From the estimable Big Takeover magazine, a great review of John Darnielle's book:
Book shelves are cluttered with gossipy, surface glances at a band and standard "snort and tell" memoirs, written after the drugs and fame have worn off. There are exceptions, but it is rare that any tome depicts what music actually does to a person. And none perhaps do it as well as this fictional look at Black Sabbath's Master of Reality. Darnielle, leader of The Mountain Goats, uses teenager Roger Painter, confined to a psychiatric center in 1985, to tell the tale. The book is a journal he is mandated to keep, and his venom at being deprived of his Walkman—and thus not being able to take solace in his favorite album—well, the pain is palpable. It's the impact—the angry insolence of Ozzy Osbourne, the bleak landscapes of music made by those apart from society, to which Painter relates—because he's one of them. This is a masterly look at the corrosive emotion of youth and the invaluable solace that music gives. Read it, even if you'd rather stick knitting needles in your ears than listen to the album in question. Because it's about you.

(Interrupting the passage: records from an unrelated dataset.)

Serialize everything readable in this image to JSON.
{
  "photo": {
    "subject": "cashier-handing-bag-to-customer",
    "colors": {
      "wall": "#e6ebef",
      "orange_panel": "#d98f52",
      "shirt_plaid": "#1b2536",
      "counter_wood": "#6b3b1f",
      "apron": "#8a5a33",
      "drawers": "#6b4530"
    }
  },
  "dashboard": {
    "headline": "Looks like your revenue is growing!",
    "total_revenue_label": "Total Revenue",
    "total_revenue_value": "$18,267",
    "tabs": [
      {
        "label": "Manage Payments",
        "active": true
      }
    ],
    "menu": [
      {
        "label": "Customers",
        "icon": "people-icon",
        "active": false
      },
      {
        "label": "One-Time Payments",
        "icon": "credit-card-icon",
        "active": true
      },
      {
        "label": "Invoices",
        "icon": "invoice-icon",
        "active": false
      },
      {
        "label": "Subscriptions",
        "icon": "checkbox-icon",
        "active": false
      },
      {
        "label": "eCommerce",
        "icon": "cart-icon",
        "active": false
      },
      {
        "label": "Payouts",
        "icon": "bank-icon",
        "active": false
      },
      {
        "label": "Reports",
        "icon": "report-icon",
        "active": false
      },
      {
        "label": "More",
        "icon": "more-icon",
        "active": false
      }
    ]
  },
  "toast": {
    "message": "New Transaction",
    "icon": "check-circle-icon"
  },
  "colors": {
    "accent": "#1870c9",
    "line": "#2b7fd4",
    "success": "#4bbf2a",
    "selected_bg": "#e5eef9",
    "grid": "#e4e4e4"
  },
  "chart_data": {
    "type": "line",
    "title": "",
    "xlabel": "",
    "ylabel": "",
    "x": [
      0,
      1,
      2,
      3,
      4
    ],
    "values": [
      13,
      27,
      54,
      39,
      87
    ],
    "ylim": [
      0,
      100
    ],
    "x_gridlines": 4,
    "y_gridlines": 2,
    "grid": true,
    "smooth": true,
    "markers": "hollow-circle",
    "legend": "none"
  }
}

And a reminder that you can catch Mr. Darnielle on tour, here:
Nov 5 Chapel Hill, NC, Cat's Cradle
Nov 6 Washington, DC, 9:30 Club
Nov 7 Philadelphia, PA, Theatre of the Living Arts
Nov 8 Brooklyn, NY, Music Hall of Williamsburg
Nov 9 New York, NY, Webster Hall